Defense attorney Todd Blanche reminded jurors that key elements of the case — Trump’s knowledge and involvement, and the method for the allegedly misclassified payments — hinged on ex-lawyer and witness Michael Cohen, who shared personal reasons for wanting to see his former boss punished. 

“He lied to Congress. He lied to prosecutors. He lied to his family and business associates,” Blanche said of Cohen, calling him the “MVP of liars.” He asked jurors to question whether Cohen truly seemed the type to do work for Trump for no pay in 2017 and 2018, after receiving a $525,000 salary during his decade at the Trump Organization. 

Prosecutors spent five hours, twice the time the defense took, to recap their case and try to convince the jury there was “overwhelming” evidence. 

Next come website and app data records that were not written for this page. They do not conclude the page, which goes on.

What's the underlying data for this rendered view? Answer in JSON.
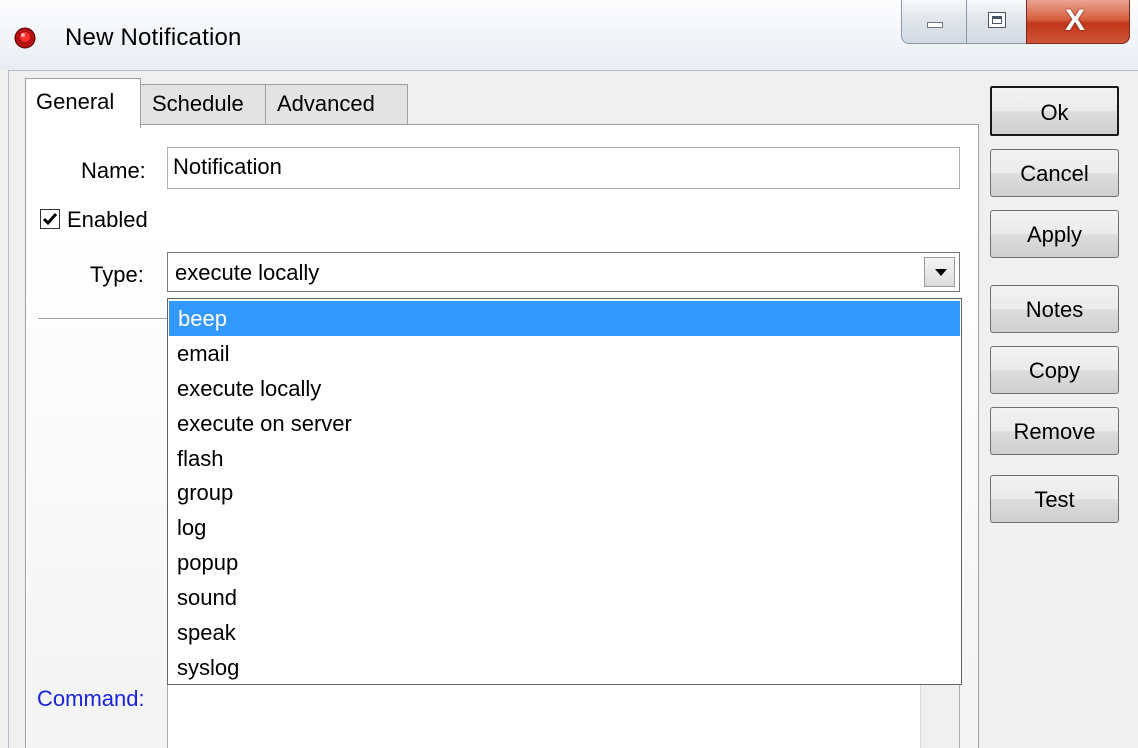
{
  "window": {
    "title": "New Notification",
    "app_icon": "red-alert-icon",
    "caption_buttons": {
      "minimize": "minimize-icon",
      "maximize": "maximize-icon",
      "close": "close-icon"
    }
  },
  "tabs": [
    {
      "label": "General",
      "active": true
    },
    {
      "label": "Schedule",
      "active": false
    },
    {
      "label": "Advanced",
      "active": false
    }
  ],
  "form": {
    "name_label": "Name:",
    "name_value": "Notification",
    "enabled_label": "Enabled",
    "enabled_checked": true,
    "type_label": "Type:",
    "type_value": "execute locally",
    "command_label": "Command:",
    "command_value": ""
  },
  "type_options": [
    "beep",
    "email",
    "execute locally",
    "execute on server",
    "flash",
    "group",
    "log",
    "popup",
    "sound",
    "speak",
    "syslog"
  ],
  "type_highlighted": "beep",
  "buttons": {
    "ok": "Ok",
    "cancel": "Cancel",
    "apply": "Apply",
    "notes": "Notes",
    "copy": "Copy",
    "remove": "Remove",
    "test": "Test"
  },
  "colors": {
    "selection": "#3399ff",
    "command_label": "#1a23d9",
    "close_button": "#c2361b"
  }
}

Prosecuting attorney Joshua Steinglass acknowledged their flawed witnesses, arguing the government didn’t “choose” Cohen to be their key witness, but that Trump “chose” him to be his “fixer.” He claimed Cohen was the only alleged coconspirator to have paid for his role in a scheme to influence the election, and his animosity toward the former president was only to be expected. 

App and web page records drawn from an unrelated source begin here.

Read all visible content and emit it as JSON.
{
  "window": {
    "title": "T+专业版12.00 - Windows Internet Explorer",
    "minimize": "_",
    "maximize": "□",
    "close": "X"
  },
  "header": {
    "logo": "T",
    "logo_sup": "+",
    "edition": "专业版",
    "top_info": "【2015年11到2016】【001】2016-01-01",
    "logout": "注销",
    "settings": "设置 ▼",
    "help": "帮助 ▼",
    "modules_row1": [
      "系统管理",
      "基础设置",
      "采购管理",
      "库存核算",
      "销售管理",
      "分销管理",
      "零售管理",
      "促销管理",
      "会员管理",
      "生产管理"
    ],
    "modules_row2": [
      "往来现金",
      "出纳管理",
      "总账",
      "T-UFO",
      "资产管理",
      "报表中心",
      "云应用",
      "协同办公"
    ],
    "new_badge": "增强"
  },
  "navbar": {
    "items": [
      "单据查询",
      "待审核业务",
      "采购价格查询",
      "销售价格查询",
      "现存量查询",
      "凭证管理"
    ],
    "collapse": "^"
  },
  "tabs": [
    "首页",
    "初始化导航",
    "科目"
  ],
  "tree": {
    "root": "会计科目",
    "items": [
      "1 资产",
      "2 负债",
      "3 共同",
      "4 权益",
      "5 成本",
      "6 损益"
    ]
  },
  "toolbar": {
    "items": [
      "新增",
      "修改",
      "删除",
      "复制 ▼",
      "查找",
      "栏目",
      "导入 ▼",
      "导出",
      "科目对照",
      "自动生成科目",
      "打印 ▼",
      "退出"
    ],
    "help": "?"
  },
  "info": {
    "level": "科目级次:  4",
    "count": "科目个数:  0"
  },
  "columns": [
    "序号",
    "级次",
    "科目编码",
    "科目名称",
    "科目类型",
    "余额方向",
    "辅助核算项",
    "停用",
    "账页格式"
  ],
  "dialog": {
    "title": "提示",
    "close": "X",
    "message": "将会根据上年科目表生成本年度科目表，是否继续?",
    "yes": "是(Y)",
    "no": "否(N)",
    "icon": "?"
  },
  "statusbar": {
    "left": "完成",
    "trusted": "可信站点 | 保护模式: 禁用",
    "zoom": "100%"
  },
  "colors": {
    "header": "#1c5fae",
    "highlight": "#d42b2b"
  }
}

“He made his bed. But you can hardly blame him for making money from the one thing he has left, which is his knowledge of the inner workings of the Trump Organization,” Steinglass argued. 

He pointed to a secret recording Cohen made of his boss, capturing a truncated conversation, and the contract Cohen signed to secure a story that he believed would damage the Trump campaign, arguing this showed a “cavalier willingness to hide this payoff” — the intent to defraud. 

34 Records 

The 34 records in question included 11 checks issued to Cohen, formerly a personal attorney to Trump, totaling $420,000 over 11 months in 2017, along with their corresponding invoices and vouchers. The additional single record is due to a lost check that necessitated the creation of a replacement to pay Cohen. 

Cohen testified that he paid $130,000 to Stephanie Clifford, better known as adult performer Stormy Daniels, in a non-disclosure settlement agreement, to prevent the publication of a story that then-candidate Trump believed would hurt his campaign. 

Clifford claimed she had a story about a sexual encounter with Trump from 2006, and that media outlets were interested in this story after an Access Hollywood tape of Trump recorded via a hot mic was released. At trial, Clifford testified about this alleged sexual encounter, which Trump has denied. 

Cohen testified that he made this payment in 2016 with the understanding that his employer, then-candidate Trump, would reimburse him. The deal was closed less than a month before the election, and Cohen testified he originally intended to delay payment until after the election, after which he claimed his boss said it would not matter if the story was published and thus the $130,000 would no longer need to be paid. 

On the witness stand, Cohen painted the picture of urgency in mid-October 2016, when representatives for Clifford pressed him for payment and said he only wanted to make his boss happy. He testified that, with Trump’s approval, he made the payment. 

He also testified to being intensely angry later that year, when he discovered his bonus had been cut by two-thirds from what he typically received. 

It prompted discussions with former Trump Organization CFO Allen Weisselberg, who purportedly drew up plans to reimburse Cohen $130,000 for the payment to Clifford and $50,000 for an earlier payment to Red Finch, which he said he still hadn’t been reimbursed for. The sum was then doubled to $360,000 to account for taxes, and Weisselberg added $60,000 to supplement Cohen’s bonus. 

Prosecutors had claimed Weisselberg’s “grossing up” the figures for tax purposes was evidence he intended to “camouflage” reimbursement as income. 

This $420,000 was then paid to Cohen via monthly checks throughout 2017. At trial, prosecutors sought to show that Trump had caused false records to be entered when Weisselberg, acting as a co-conspirator, directed his comptroller Jeffrey McConney and bookkeeper Deb Tarasoff to process these payments. 

Trump was not directly charged with conspiracy, and prosecutors had no burden to prove either the goal or the state of mind behind any alleged conspiracy. 

Related To This Story

Latest NEWS